Task input below:

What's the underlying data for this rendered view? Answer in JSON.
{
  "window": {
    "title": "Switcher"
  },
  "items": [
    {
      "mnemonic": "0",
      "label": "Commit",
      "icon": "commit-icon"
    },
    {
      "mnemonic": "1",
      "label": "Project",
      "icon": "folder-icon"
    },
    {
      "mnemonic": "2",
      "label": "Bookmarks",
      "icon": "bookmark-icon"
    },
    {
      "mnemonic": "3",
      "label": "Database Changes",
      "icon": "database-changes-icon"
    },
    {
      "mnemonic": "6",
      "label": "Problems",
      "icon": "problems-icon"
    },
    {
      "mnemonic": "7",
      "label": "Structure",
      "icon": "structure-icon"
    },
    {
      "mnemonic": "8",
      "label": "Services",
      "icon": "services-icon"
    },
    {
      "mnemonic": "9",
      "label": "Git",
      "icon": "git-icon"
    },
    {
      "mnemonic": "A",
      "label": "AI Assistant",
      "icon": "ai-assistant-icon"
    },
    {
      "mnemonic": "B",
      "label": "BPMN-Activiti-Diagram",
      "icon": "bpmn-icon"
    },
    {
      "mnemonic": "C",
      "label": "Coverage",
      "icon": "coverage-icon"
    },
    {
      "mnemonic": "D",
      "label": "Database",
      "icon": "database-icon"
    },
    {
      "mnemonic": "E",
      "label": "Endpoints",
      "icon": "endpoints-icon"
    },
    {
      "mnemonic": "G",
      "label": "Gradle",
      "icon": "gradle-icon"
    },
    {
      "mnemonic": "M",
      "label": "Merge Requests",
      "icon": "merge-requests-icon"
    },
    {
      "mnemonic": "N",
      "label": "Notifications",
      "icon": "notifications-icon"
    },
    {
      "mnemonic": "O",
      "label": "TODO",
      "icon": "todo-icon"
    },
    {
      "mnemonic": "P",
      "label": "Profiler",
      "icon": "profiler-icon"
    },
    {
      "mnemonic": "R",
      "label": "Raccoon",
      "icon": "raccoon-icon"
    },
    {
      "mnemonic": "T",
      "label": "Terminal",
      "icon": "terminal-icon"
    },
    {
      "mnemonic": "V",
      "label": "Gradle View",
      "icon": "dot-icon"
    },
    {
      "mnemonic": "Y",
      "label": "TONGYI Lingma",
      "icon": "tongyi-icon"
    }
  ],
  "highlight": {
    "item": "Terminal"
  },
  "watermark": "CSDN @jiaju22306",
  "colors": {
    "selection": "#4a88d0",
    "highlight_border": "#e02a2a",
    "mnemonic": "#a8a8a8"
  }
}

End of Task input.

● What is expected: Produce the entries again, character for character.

● The completed task:
What's the underlying data for this rendered view? Answer in JSON.
{
  "window": {
    "title": "Switcher"
  },
  "items": [
    {
      "mnemonic": "0",
      "label": "Commit",
      "icon": "commit-icon"
    },
    {
      "mnemonic": "1",
      "label": "Project",
      "icon": "folder-icon"
    },
    {
      "mnemonic": "2",
      "label": "Bookmarks",
      "icon": "bookmark-icon"
    },
    {
      "mnemonic": "3",
      "label": "Database Changes",
      "icon": "database-changes-icon"
    },
    {
      "mnemonic": "6",
      "label": "Problems",
      "icon": "problems-icon"
    },
    {
      "mnemonic": "7",
      "label": "Structure",
      "icon": "structure-icon"
    },
    {
      "mnemonic": "8",
      "label": "Services",
      "icon": "services-icon"
    },
    {
      "mnemonic": "9",
      "label": "Git",
      "icon": "git-icon"
    },
    {
      "mnemonic": "A",
      "label": "AI Assistant",
      "icon": "ai-assistant-icon"
    },
    {
      "mnemonic": "B",
      "label": "BPMN-Activiti-Diagram",
      "icon": "bpmn-icon"
    },
    {
      "mnemonic": "C",
      "label": "Coverage",
      "icon": "coverage-icon"
    },
    {
      "mnemonic": "D",
      "label": "Database",
      "icon": "database-icon"
    },
    {
      "mnemonic": "E",
      "label": "Endpoints",
      "icon": "endpoints-icon"
    },
    {
      "mnemonic": "G",
      "label": "Gradle",
      "icon": "gradle-icon"
    },
    {
      "mnemonic": "M",
      "label": "Merge Requests",
      "icon": "merge-requests-icon"
    },
    {
      "mnemonic": "N",
      "label": "Notifications",
      "icon": "notifications-icon"
    },
    {
      "mnemonic": "O",
      "label": "TODO",
      "icon": "todo-icon"
    },
    {
      "mnemonic": "P",
      "label": "Profiler",
      "icon": "profiler-icon"
    },
    {
      "mnemonic": "R",
      "label": "Raccoon",
      "icon": "raccoon-icon"
    },
    {
      "mnemonic": "T",
      "label": "Terminal",
      "icon": "terminal-icon"
    },
    {
      "mnemonic": "V",
      "label": "Gradle View",
      "icon": "dot-icon"
    },
    {
      "mnemonic": "Y",
      "label": "TONGYI Lingma",
      "icon": "tongyi-icon"
    }
  ],
  "highlight": {
    "item": "Terminal"
  },
  "watermark": "CSDN @jiaju22306",
  "colors": {
    "selection": "#4a88d0",
    "highlight_border": "#e02a2a",
    "mnemonic": "#a8a8a8"
  }
}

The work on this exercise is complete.